Given data Start Marker

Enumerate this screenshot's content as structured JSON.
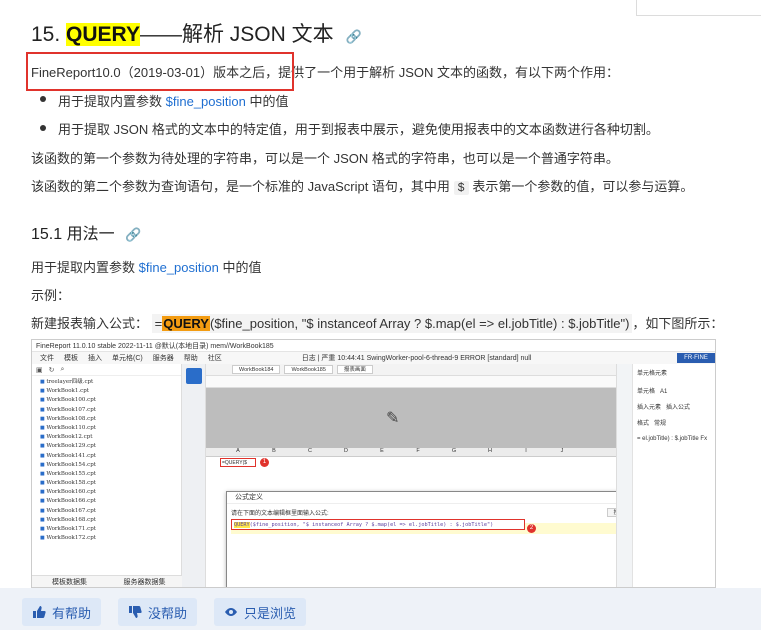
{
  "heading": {
    "number": "15.",
    "keyword": "QUERY",
    "rest": "——解析 JSON 文本",
    "anchor_icon": "link-icon"
  },
  "intro": {
    "version_text": "FineReport10.0（2019-03-01）版本之后，",
    "rest": "提供了一个用于解析 JSON 文本的函数，有以下两个作用："
  },
  "bullets": [
    {
      "prefix": "用于提取内置参数 ",
      "code": "$fine_position",
      "suffix": " 中的值"
    },
    {
      "text": "用于提取 JSON 格式的文本中的特定值，用于到报表中展示，避免使用报表中的文本函数进行各种切割。"
    }
  ],
  "param1_text": "该函数的第一个参数为待处理的字符串，可以是一个 JSON 格式的字符串，也可以是一个普通字符串。",
  "param2": {
    "prefix": "该函数的第二个参数为查询语句，是一个标准的 JavaScript 语句，其中用 ",
    "code": "$",
    "suffix": " 表示第一个参数的值，可以参与运算。"
  },
  "section": {
    "title": "15.1 用法一",
    "anchor_icon": "link-icon"
  },
  "usage": {
    "prefix": "用于提取内置参数 ",
    "code": "$fine_position",
    "suffix": " 中的值"
  },
  "example_label": "示例：",
  "new_report": {
    "prefix": "新建报表输入公式：",
    "eq": "=",
    "func": "QUERY",
    "args": "($fine_position, \"$ instanceof Array ? $.map(el => el.jobTitle) : $.jobTitle\")",
    "suffix": "，如下图所示："
  },
  "screenshot": {
    "titlebar": "FineReport 11.0.10 stable 2022-11-11 @默认(本地目录)   mem//WorkBook185",
    "menu": [
      "文件",
      "模板",
      "插入",
      "单元格(C)",
      "服务器",
      "帮助",
      "社区"
    ],
    "log_text": "日志 | 严重 10:44:41 SwingWorker-pool-6-thread-9 ERROR [standard] null",
    "brand": "FR·FINE",
    "files": [
      "treelayer四级.cpt",
      "WorkBook1.cpt",
      "WorkBook100.cpt",
      "WorkBook107.cpt",
      "WorkBook108.cpt",
      "WorkBook110.cpt",
      "WorkBook12.cpt",
      "WorkBook129.cpt",
      "WorkBook141.cpt",
      "WorkBook154.cpt",
      "WorkBook155.cpt",
      "WorkBook158.cpt",
      "WorkBook160.cpt",
      "WorkBook166.cpt",
      "WorkBook167.cpt",
      "WorkBook168.cpt",
      "WorkBook171.cpt",
      "WorkBook172.cpt"
    ],
    "left_tabs": [
      "模板数据集",
      "服务器数据集"
    ],
    "tabs": [
      "WorkBook184",
      "WorkBook185"
    ],
    "tab_extra": "报表画面",
    "columns": [
      "A",
      "B",
      "C",
      "D",
      "E",
      "F",
      "G",
      "H",
      "I",
      "J"
    ],
    "cell_a1": "=QUERY($",
    "badge1": "1",
    "badge2": "2",
    "dialog_title": "公式定义",
    "dialog_prompt": "请在下面的文本编辑框里面输入公式:",
    "dialog_search": "搜索",
    "dialog_formula_func": "QUERY",
    "dialog_formula_rest": "($fine_position, \"$ instanceof Array ? $.map(el => el.jobTitle) : $.jobTitle\")",
    "right_title": "单元格元素",
    "right_cell_label": "单元格",
    "right_cell_value": "A1",
    "right_insert_label": "插入元素",
    "right_insert_value": "插入公式",
    "right_format_label": "格式",
    "right_format_value": "常规",
    "right_formula_preview": "= el.jobTitle) : $.jobTitle",
    "right_fx": "Fx"
  },
  "footer": {
    "helpful": "有帮助",
    "not_helpful": "没帮助",
    "just_browsing": "只是浏览"
  }
}
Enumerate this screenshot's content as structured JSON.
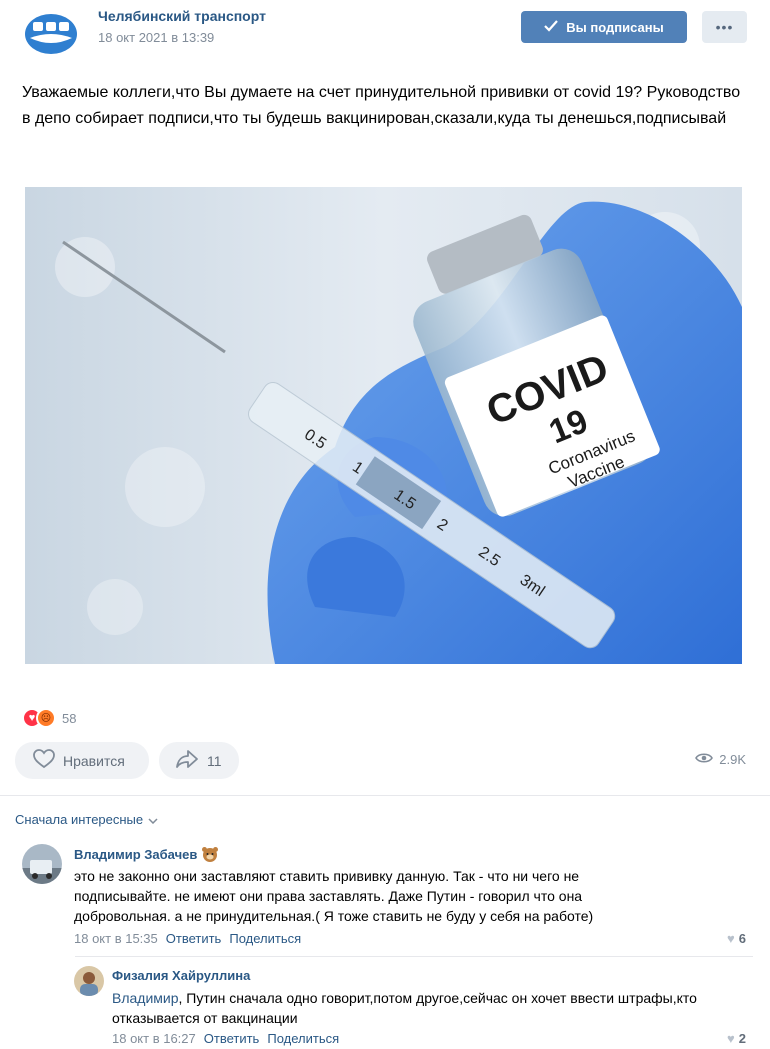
{
  "post": {
    "group_name": "Челябинский транспорт",
    "date": "18 окт 2021 в 13:39",
    "subscribed_label": "Вы подписаны",
    "more_label": "•••",
    "text": "Уважаемые коллеги,что Вы думаете на счет принудительной прививки от covid 19? Руководство в депо собирает подписи,что ты будешь вакцинирован,сказали,куда ты денешься,подписывай",
    "image_label": {
      "line1": "COVID",
      "line2": "19",
      "line3": "Coronavirus",
      "line4": "Vaccine"
    },
    "syringe_marks": [
      "0.5",
      "1",
      "1.5",
      "2",
      "2.5",
      "3ml"
    ],
    "reactions_count": "58",
    "like_label": "Нравится",
    "share_count": "11",
    "views": "2.9K"
  },
  "comments": {
    "sort_label": "Сначала интересные",
    "items": [
      {
        "author": "Владимир Забачев",
        "text": "это не законно они заставляют ставить прививку данную. Так - что ни чего не подписывайте. не имеют они права заставлять. Даже Путин - говорил что она добровольная. а не принудительная.( Я тоже ставить не буду у себя на работе)",
        "date": "18 окт в 15:35",
        "reply_label": "Ответить",
        "share_label": "Поделиться",
        "likes": "6"
      },
      {
        "author": "Физалия Хайруллина",
        "mention": "Владимир",
        "text": ", Путин сначала одно говорит,потом другое,сейчас он хочет ввести штрафы,кто отказывается от вакцинации",
        "date": "18 окт в 16:27",
        "reply_label": "Ответить",
        "share_label": "Поделиться",
        "likes": "2"
      }
    ]
  },
  "colors": {
    "link": "#2a5885",
    "accent_button": "#5181b8",
    "secondary_text": "#818c99"
  }
}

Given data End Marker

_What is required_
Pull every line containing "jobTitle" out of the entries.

_Response to the task_
    "args": "($fine_position, \"$ instanceof Array ? $.map(el => el.jobTitle) : $.jobTitle\")",
    "dialog_formula_rest": "($fine_position, \"$ instanceof Array ? $.map(el => el.jobTitle) : $.jobTitle\")",
    "right_formula_preview": "= el.jobTitle) : $.jobTitle",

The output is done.